## [Work instructions]
Return the records verbatim.
Recorded information Block Start
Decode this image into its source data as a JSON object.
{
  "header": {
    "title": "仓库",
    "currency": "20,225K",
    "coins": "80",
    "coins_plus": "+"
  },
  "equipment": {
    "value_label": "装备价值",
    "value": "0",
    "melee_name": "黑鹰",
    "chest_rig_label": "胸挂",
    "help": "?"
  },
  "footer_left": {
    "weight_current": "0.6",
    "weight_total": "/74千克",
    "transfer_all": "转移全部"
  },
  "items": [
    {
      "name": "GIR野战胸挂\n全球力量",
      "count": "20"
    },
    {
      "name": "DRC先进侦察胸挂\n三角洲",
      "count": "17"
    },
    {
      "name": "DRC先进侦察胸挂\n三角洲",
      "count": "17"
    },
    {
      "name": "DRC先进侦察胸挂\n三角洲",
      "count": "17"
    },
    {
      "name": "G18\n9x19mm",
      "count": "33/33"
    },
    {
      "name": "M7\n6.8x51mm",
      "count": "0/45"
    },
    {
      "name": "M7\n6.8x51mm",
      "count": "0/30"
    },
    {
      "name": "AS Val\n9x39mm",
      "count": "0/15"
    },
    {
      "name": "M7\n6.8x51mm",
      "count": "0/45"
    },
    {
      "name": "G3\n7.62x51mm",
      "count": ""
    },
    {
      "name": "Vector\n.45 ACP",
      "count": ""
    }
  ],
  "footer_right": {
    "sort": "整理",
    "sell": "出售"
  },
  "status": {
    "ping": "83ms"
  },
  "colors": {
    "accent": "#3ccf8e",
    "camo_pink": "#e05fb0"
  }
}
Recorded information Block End
## [Problem solution]
Decode this image into its source data as a JSON object.
{
  "header": {
    "title": "仓库",
    "currency": "20,225K",
    "coins": "80",
    "coins_plus": "+"
  },
  "equipment": {
    "value_label": "装备价值",
    "value": "0",
    "melee_name": "黑鹰",
    "chest_rig_label": "胸挂",
    "help": "?"
  },
  "footer_left": {
    "weight_current": "0.6",
    "weight_total": "/74千克",
    "transfer_all": "转移全部"
  },
  "items": [
    {
      "name": "GIR野战胸挂\n全球力量",
      "count": "20"
    },
    {
      "name": "DRC先进侦察胸挂\n三角洲",
      "count": "17"
    },
    {
      "name": "DRC先进侦察胸挂\n三角洲",
      "count": "17"
    },
    {
      "name": "DRC先进侦察胸挂\n三角洲",
      "count": "17"
    },
    {
      "name": "G18\n9x19mm",
      "count": "33/33"
    },
    {
      "name": "M7\n6.8x51mm",
      "count": "0/45"
    },
    {
      "name": "M7\n6.8x51mm",
      "count": "0/30"
    },
    {
      "name": "AS Val\n9x39mm",
      "count": "0/15"
    },
    {
      "name": "M7\n6.8x51mm",
      "count": "0/45"
    },
    {
      "name": "G3\n7.62x51mm",
      "count": ""
    },
    {
      "name": "Vector\n.45 ACP",
      "count": ""
    }
  ],
  "footer_right": {
    "sort": "整理",
    "sell": "出售"
  },
  "status": {
    "ping": "83ms"
  },
  "colors": {
    "accent": "#3ccf8e",
    "camo_pink": "#e05fb0"
  }
}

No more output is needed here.